Tuesday, while I was at the grocery, Daddy was resting while the boys were napping and when they woke up, Bunchkin ushered everyone into the baby’s room and directed them in quiet play. The baby stayed safely in his crib, entertained by his older siblings, and Daddy got to rest a while longer. On Wednesday, I woke up feeling very badly so after I put the baby down for his first nap, I laid down on the couch. While I was napping, Bunchkin and Bundle finished up the laundry that I had sitting on the fireplace and later, after the baby and I woke up, Bunchkin went to the back of the house to clean up all of the bedrooms. Today, Bunchkin decided to dust and make the beds. I never asked her to do any of this; these were things that she wanted to do to help her daddy and I.
I’ve been pondering this lately, wondering what it is I’ve done to bring up such helpful children (because whatever it was, I certainly want to repeat it with the other three!) I don’t think it happened due to bible study or prayer and it certainly never happened because of my incredible parenting skills. I think, more than anything, I have the advice of a Godly mother of nine to thank, who once shared with me the idea that children want to please their moms and dads. Children are not burdens or interruptions to our daily lives, and they’re not problems that need to be “fixed.” Instead, if we’ll allow them to be, they can be helpers and partners with us in our day-to-day lives.
Several months ago, when I sat Bunchkin down to explain to her some ways that she could be more loving and serving, I did so under the premise that this was something she would want to do, if she knew it was important to Mommy. I didn’t have to get theological and tell her that this is “what Jesus would do” and I didn’t have to give her any rules to follow. I simply explained that this was something I wanted her to do, and trusted her desire to help. This experience is helping me to recognize that this is something I need to do more often. How many times do I simply lay down rules for my children, without ever giving them the opportunity to serve on their own? How often do I break up an argument without explaining to them ways in which they can treat each other with more kindness? I’m not saying that rules are bad, or that everything deserves an explanation, but trusting in their desire to please isn’t always my first response in my interactions with my children, and I think it should be.

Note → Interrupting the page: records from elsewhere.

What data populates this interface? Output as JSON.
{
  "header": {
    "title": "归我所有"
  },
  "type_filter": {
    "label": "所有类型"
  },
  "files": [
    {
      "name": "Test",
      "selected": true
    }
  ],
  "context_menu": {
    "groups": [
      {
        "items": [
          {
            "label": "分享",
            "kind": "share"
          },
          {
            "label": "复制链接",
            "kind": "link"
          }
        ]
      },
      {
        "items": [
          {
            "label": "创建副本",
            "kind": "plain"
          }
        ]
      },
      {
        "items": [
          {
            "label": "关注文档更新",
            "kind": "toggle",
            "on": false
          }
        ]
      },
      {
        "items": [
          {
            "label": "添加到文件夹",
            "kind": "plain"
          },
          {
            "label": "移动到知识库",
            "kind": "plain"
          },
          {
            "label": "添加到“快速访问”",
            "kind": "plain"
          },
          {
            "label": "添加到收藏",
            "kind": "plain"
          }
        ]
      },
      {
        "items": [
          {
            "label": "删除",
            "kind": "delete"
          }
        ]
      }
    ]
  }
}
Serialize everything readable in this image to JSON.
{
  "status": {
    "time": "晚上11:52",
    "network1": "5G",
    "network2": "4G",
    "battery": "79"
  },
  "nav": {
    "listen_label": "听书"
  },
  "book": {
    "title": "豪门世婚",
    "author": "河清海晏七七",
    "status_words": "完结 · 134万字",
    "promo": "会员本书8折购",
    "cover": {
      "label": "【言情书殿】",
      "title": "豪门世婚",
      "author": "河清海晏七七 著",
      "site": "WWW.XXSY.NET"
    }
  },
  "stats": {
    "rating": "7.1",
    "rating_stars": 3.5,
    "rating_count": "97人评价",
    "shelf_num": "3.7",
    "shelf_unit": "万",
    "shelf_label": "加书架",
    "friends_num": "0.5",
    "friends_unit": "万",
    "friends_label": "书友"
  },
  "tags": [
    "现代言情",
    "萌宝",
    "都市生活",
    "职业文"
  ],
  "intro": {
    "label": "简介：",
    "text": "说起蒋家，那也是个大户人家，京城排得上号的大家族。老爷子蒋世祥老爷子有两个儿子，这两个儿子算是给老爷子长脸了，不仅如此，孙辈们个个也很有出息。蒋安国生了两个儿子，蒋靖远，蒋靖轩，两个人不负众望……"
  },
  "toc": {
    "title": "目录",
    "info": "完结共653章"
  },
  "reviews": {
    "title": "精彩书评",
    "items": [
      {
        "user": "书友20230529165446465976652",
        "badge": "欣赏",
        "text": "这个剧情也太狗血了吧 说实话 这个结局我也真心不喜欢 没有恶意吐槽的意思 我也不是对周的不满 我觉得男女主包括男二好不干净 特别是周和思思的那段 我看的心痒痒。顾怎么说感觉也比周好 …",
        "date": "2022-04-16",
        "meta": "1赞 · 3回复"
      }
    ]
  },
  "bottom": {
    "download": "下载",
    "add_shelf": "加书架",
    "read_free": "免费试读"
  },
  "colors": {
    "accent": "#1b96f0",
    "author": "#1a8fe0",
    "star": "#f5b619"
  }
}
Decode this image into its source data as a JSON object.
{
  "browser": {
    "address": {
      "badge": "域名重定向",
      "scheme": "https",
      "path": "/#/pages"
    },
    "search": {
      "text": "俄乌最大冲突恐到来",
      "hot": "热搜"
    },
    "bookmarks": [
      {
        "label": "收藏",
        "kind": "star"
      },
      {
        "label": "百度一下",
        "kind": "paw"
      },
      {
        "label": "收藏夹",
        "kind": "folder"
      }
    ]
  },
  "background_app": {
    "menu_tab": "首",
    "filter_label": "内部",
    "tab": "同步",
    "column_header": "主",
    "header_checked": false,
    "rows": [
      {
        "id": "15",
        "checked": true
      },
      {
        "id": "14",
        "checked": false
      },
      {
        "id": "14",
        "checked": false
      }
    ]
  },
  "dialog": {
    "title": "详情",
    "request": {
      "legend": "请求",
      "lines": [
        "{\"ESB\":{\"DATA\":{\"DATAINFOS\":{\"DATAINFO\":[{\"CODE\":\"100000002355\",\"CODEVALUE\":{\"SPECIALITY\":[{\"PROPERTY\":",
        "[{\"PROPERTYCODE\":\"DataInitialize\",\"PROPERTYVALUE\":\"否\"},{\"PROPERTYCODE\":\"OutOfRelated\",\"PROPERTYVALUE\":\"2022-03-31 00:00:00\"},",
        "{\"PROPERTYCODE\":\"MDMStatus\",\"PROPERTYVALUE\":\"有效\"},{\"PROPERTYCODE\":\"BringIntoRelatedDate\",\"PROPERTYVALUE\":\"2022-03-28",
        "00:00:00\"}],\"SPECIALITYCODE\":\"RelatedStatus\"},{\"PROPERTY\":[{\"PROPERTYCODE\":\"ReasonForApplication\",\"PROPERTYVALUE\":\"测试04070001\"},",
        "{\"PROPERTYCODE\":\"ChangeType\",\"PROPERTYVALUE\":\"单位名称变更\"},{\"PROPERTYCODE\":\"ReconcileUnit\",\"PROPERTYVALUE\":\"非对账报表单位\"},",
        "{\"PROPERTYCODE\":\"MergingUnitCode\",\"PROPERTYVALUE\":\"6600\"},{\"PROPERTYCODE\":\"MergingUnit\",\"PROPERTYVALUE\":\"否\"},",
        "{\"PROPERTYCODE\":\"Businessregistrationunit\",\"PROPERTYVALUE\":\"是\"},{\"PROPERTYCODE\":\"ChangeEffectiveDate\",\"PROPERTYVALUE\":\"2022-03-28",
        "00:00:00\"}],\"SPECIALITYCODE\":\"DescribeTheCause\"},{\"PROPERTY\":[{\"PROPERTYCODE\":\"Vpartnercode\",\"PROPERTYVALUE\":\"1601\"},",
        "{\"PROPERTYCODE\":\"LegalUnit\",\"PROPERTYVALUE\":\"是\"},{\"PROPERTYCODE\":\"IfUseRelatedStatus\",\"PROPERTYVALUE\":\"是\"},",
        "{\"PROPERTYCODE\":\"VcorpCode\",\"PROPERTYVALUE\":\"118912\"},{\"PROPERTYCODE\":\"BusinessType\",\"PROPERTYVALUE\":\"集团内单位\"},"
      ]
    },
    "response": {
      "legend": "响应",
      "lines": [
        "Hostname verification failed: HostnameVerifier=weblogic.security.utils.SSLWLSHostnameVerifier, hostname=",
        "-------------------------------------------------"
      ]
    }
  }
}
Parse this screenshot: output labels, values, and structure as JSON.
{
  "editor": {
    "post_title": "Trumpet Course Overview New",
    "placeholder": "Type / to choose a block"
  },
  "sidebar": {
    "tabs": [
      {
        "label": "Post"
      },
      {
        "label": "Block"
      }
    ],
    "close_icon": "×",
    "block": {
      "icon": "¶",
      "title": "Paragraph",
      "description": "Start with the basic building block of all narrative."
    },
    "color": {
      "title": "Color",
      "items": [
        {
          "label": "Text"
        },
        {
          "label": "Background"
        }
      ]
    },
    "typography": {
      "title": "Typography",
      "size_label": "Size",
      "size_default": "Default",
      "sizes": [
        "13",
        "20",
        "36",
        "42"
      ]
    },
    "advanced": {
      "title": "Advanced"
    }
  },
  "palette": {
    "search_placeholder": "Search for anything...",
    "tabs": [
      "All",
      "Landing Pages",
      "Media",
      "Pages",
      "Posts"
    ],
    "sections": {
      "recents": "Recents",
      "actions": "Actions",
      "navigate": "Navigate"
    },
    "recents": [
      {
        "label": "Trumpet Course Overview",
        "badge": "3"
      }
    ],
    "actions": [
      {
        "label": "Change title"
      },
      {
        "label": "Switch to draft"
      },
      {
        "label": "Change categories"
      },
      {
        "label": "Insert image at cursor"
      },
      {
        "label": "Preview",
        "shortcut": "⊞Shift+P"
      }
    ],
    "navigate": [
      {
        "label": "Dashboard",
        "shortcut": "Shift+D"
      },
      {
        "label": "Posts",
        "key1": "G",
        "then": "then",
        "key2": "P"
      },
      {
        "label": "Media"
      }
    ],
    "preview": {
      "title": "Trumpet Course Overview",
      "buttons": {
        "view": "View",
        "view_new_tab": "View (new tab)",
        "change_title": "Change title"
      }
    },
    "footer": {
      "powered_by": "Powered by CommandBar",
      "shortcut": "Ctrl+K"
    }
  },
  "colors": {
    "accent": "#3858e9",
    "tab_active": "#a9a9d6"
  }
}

I’ll leave myself (and you) with that thought for tonight. Tomorrow, I plan to spend some much-needed quality time with my children and prepare for the Sabbath. I hope you all have a blessed weekend and a restful Shabbat!